      It [the house] was Palladian of a sort, since even I could see it was not good Palladian. Too high for its width, its portico was stunted and the wings which ran out on either side were too short and too low to give grace and style to the elevation.
    • 2005, Barbara Taylor Bradford, Unexpected Blessings, paperback edition, London: HarperCollins Publishers, →ISBN:
      And he had always thought that a Palladian villa set in a verdant English park was a very beautiful sight. He saw it as the perfect marriage of a building with nature.
Derived terms[edit]


Palladian (plural Palladians)

  1. (architecture) An architect who designs buildings in the Palladian style.
    • 1967, Howard E. Stutchbury, “Conclusion”, in The Architecture of Colen Campbell, Manchester: Manchester University Press, OCLC 905454438, page 144:
      What is quite certain that Georgian Palladianism without him [Colen Campbell] would have developed later and would have been quite different, and the legacy of the English Palladians, accepted but rarely acknowledged by their most adventurous but no more dedicated successors, would have been less rich.
    • 1994, Hanno-Walter Kruft, “The German-speaking Regions in the Seventeenth and Eighteenth Centuries”, in Ronald Taylor, Elsie Callander, and Antony Wood, transl., A History of Architectural Theory from Vitruvius to the Present, New York, N.Y.: Princeton Architectural Press; London: Zwemmer, Philip Wilson Publishers, →ISBN, page 172:
      [Peter Paul] Rubens' credo could be a rubric for [Joseph] Furttenbach's work.
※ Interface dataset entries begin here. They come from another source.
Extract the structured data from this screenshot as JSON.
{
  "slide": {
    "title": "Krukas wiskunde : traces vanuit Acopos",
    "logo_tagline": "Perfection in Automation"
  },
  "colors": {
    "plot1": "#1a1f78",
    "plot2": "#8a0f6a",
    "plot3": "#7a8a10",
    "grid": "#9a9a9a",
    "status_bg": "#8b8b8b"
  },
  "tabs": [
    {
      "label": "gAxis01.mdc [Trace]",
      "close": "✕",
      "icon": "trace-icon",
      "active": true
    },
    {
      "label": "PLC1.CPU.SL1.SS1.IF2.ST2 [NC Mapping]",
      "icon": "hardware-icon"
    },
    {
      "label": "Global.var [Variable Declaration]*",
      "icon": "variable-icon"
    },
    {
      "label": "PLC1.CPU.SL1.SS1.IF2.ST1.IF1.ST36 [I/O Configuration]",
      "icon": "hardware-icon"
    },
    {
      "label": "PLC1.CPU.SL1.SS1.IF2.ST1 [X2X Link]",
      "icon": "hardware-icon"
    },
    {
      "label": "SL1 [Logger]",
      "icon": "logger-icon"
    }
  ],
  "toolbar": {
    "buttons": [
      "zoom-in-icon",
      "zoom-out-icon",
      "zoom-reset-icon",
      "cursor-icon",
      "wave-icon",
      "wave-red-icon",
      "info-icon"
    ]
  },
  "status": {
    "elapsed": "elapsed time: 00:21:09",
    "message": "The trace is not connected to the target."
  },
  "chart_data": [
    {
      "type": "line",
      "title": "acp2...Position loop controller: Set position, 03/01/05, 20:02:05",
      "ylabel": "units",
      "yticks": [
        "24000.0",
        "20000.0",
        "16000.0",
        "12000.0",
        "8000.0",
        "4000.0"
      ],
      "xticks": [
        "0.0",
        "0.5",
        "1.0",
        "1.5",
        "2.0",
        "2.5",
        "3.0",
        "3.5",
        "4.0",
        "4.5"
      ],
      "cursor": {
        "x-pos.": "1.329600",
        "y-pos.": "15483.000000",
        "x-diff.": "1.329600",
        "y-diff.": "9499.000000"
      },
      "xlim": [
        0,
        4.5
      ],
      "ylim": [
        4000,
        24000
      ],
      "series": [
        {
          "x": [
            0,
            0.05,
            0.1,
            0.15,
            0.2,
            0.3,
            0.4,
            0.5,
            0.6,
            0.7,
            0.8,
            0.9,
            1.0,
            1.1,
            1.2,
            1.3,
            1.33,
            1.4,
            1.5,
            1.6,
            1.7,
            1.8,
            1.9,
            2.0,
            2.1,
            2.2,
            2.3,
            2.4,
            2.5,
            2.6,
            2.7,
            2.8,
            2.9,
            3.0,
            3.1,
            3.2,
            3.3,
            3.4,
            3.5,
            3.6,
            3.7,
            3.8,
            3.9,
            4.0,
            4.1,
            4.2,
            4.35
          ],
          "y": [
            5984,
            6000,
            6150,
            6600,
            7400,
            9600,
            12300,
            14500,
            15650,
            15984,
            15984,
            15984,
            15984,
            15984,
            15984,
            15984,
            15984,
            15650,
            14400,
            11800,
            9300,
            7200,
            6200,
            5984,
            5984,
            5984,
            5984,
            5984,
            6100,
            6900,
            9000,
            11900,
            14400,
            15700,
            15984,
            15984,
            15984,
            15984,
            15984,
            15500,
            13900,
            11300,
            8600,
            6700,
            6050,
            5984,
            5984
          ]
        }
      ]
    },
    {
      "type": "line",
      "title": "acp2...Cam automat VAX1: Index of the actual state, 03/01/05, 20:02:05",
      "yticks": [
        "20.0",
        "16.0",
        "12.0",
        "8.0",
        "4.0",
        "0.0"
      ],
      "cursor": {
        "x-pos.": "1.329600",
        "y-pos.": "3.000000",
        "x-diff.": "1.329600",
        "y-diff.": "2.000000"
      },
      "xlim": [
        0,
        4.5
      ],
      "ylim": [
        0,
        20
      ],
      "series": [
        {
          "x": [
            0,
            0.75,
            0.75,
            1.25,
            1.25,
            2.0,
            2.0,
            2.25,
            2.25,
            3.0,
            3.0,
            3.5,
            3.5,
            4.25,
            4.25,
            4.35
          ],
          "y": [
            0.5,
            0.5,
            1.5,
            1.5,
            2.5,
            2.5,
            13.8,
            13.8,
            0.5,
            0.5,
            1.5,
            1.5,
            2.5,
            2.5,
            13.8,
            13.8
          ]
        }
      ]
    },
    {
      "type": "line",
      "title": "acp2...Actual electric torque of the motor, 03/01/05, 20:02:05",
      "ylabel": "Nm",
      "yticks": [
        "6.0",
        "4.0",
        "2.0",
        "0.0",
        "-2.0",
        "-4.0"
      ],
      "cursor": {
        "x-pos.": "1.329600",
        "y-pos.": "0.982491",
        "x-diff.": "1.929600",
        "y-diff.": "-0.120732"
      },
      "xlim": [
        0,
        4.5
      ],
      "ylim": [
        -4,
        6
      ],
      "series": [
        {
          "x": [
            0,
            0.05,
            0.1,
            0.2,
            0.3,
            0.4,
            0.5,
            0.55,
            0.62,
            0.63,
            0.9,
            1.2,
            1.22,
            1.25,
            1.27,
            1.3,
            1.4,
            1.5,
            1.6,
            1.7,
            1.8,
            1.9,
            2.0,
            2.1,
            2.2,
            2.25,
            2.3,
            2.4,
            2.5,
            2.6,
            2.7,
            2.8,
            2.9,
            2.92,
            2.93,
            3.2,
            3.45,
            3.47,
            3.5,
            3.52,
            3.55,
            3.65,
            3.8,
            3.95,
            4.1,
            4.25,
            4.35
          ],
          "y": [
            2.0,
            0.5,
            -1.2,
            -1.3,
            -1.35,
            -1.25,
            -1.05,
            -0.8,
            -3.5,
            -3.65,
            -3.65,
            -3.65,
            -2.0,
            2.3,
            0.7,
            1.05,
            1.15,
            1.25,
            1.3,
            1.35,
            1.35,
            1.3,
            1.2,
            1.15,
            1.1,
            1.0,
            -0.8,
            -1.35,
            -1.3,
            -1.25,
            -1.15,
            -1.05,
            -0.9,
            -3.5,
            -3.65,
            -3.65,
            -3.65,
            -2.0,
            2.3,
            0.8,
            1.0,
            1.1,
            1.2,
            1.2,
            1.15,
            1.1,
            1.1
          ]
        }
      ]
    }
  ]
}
He is not a Palladian like [Heinrich von] Schickhardt, but takes up Italian Renaissance architecture in a both geographically and temporally broad span, attempting to make it a model for Central European requirements.
    • 2015, Cedric D. Reverand II, “Nicholas Hawksmoor: The Other English Baroque Architect”, in Cedric D. Reverand II, editor, Queen Anne and the Arts (Transits; Literature, Thought & Culture, 1650–1850), Lewisburg, Pa.; Lanham, Md.: Bucknell University Press; The Rowman & Littlefield Publishing Group, →ISBN, page 227:
      To compound the problem, when the collaborations were over and [Nicholas] Hawksmoor came into his own, as it were, designing six churches by himself, the neo-Palladians were coming into fashion, displacing, and even dismissing, their baroque contemporaries.
  2. (architecture) A building or an architectural element (for example, a window) designed in the Palladian style.
    • 2001, Alastair Gordon, “Epilogue: Past Perfect”, in Weekend Utopia: Modern Living in the Hamptons, New York, N.Y.: Princeton Architectural Press, →ISBN, page 166, column 1:
      Anything [i.e., any type of window] with a rounded top became known as a Palladian and was seen as an instant evocation of history, status, class, and tradition. In some cases, an oversized Palladian filled an entire facade of a house.
    • 2002, James Charles Roy, “The Work of Angels”, in The Back of Beyond: A Search for the Soul of Ireland, Boulder, Colo.; Oxford, Oxfordshire: Westview Press, →ISBN:
      From the outside, Strokestown House is a most attractive building. [...] And unlike some of the monster Palladians in this country, places like Castletown or Powerscourt, both near Dublin, Strokestown, being in the uncivilized west, is a far more modest proposition and thereby more appealing and approachable.


  1. ^ From the collection of the Library of Congress, Washington, D.C., USA.


Further reading[edit]